**ABOUT THIS TASK:** Each line of the records is to be copied verbatim.

──────── RECORDS SHOWN ────────

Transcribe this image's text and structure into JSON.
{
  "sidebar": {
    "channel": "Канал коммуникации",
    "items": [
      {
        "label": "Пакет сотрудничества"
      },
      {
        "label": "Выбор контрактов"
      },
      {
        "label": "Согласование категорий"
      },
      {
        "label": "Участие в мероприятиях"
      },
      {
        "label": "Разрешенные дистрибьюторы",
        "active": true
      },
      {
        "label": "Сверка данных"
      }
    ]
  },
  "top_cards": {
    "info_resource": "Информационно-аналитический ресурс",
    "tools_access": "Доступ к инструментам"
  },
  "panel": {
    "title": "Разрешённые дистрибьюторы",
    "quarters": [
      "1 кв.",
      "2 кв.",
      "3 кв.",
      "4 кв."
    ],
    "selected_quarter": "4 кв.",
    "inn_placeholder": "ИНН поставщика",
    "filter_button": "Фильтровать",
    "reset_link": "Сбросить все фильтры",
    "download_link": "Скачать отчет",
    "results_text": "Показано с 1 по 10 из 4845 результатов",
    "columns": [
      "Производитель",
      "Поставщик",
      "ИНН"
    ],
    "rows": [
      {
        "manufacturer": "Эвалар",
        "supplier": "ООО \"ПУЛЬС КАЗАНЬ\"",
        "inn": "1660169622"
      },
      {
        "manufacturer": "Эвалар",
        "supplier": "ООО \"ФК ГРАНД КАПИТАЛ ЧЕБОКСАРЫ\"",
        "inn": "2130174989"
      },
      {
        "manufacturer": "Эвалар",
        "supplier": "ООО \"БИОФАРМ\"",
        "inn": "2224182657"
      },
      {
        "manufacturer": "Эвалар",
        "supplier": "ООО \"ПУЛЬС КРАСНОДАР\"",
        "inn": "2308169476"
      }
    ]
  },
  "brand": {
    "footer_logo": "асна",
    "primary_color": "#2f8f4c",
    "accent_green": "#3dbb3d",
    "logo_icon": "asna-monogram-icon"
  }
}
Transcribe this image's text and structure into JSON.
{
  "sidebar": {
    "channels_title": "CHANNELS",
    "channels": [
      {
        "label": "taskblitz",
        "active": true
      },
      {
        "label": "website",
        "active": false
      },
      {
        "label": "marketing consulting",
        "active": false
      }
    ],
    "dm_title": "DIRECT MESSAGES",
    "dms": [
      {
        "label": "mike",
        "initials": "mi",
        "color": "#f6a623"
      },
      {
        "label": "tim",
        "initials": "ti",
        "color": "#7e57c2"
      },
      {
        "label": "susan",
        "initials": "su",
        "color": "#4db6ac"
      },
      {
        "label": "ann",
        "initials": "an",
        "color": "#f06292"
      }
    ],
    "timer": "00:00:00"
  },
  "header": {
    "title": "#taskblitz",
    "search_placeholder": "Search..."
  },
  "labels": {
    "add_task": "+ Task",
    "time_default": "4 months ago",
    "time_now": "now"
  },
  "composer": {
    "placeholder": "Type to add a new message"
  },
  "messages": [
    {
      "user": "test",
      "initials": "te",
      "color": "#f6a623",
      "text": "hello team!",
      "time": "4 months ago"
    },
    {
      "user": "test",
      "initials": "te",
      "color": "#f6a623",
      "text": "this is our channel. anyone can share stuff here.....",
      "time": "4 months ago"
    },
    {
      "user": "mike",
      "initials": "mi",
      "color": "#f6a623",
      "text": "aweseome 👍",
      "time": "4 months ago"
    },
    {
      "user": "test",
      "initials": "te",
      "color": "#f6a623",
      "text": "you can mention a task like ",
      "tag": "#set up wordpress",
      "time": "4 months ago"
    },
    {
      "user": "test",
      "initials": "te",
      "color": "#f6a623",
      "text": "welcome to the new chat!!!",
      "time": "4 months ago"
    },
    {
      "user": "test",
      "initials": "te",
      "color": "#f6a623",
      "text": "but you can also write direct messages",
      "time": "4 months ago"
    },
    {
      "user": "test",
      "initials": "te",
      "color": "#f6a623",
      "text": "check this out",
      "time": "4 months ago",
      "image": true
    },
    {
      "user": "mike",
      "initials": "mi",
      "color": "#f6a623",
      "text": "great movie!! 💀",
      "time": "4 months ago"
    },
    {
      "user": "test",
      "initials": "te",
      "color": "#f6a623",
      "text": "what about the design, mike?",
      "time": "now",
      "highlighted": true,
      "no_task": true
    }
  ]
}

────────

**TASK SOLUTION:**
Transcribe this image's text and structure into JSON.
{
  "sidebar": {
    "channel": "Канал коммуникации",
    "items": [
      {
        "label": "Пакет сотрудничества"
      },
      {
        "label": "Выбор контрактов"
      },
      {
        "label": "Согласование категорий"
      },
      {
        "label": "Участие в мероприятиях"
      },
      {
        "label": "Разрешенные дистрибьюторы",
        "active": true
      },
      {
        "label": "Сверка данных"
      }
    ]
  },
  "top_cards": {
    "info_resource": "Информационно-аналитический ресурс",
    "tools_access": "Доступ к инструментам"
  },
  "panel": {
    "title": "Разрешённые дистрибьюторы",
    "quarters": [
      "1 кв.",
      "2 кв.",
      "3 кв.",
      "4 кв."
    ],
    "selected_quarter": "4 кв.",
    "inn_placeholder": "ИНН поставщика",
    "filter_button": "Фильтровать",
    "reset_link": "Сбросить все фильтры",
    "download_link": "Скачать отчет",
    "results_text": "Показано с 1 по 10 из 4845 результатов",
    "columns": [
      "Производитель",
      "Поставщик",
      "ИНН"
    ],
    "rows": [
      {
        "manufacturer": "Эвалар",
        "supplier": "ООО \"ПУЛЬС КАЗАНЬ\"",
        "inn": "1660169622"
      },
      {
        "manufacturer": "Эвалар",
        "supplier": "ООО \"ФК ГРАНД КАПИТАЛ ЧЕБОКСАРЫ\"",
        "inn": "2130174989"
      },
      {
        "manufacturer": "Эвалар",
        "supplier": "ООО \"БИОФАРМ\"",
        "inn": "2224182657"
      },
      {
        "manufacturer": "Эвалар",
        "supplier": "ООО \"ПУЛЬС КРАСНОДАР\"",
        "inn": "2308169476"
      }
    ]
  },
  "brand": {
    "footer_logo": "асна",
    "primary_color": "#2f8f4c",
    "accent_green": "#3dbb3d",
    "logo_icon": "asna-monogram-icon"
  }
}
Transcribe this image's text and structure into JSON.
{
  "sidebar": {
    "channels_title": "CHANNELS",
    "channels": [
      {
        "label": "taskblitz",
        "active": true
      },
      {
        "label": "website",
        "active": false
      },
      {
        "label": "marketing consulting",
        "active": false
      }
    ],
    "dm_title": "DIRECT MESSAGES",
    "dms": [
      {
        "label": "mike",
        "initials": "mi",
        "color": "#f6a623"
      },
      {
        "label": "tim",
        "initials": "ti",
        "color": "#7e57c2"
      },
      {
        "label": "susan",
        "initials": "su",
        "color": "#4db6ac"
      },
      {
        "label": "ann",
        "initials": "an",
        "color": "#f06292"
      }
    ],
    "timer": "00:00:00"
  },
  "header": {
    "title": "#taskblitz",
    "search_placeholder": "Search..."
  },
  "labels": {
    "add_task": "+ Task",
    "time_default": "4 months ago",
    "time_now": "now"
  },
  "composer": {
    "placeholder": "Type to add a new message"
  },
  "messages": [
    {
      "user": "test",
      "initials": "te",
      "color": "#f6a623",
      "text": "hello team!",
      "time": "4 months ago"
    },
    {
      "user": "test",
      "initials": "te",
      "color": "#f6a623",
      "text": "this is our channel. anyone can share stuff here.....",
      "time": "4 months ago"
    },
    {
      "user": "mike",
      "initials": "mi",
      "color": "#f6a623",
      "text": "aweseome 👍",
      "time": "4 months ago"
    },
    {
      "user": "test",
      "initials": "te",
      "color": "#f6a623",
      "text": "you can mention a task like ",
      "tag": "#set up wordpress",
      "time": "4 months ago"
    },
    {
      "user": "test",
      "initials": "te",
      "color": "#f6a623",
      "text": "welcome to the new chat!!!",
      "time": "4 months ago"
    },
    {
      "user": "test",
      "initials": "te",
      "color": "#f6a623",
      "text": "but you can also write direct messages",
      "time": "4 months ago"
    },
    {
      "user": "test",
      "initials": "te",
      "color": "#f6a623",
      "text": "check this out",
      "time": "4 months ago",
      "image": true
    },
    {
      "user": "mike",
      "initials": "mi",
      "color": "#f6a623",
      "text": "great movie!! 💀",
      "time": "4 months ago"
    },
    {
      "user": "test",
      "initials": "te",
      "color": "#f6a623",
      "text": "what about the design, mike?",
      "time": "now",
      "highlighted": true,
      "no_task": true
    }
  ]
}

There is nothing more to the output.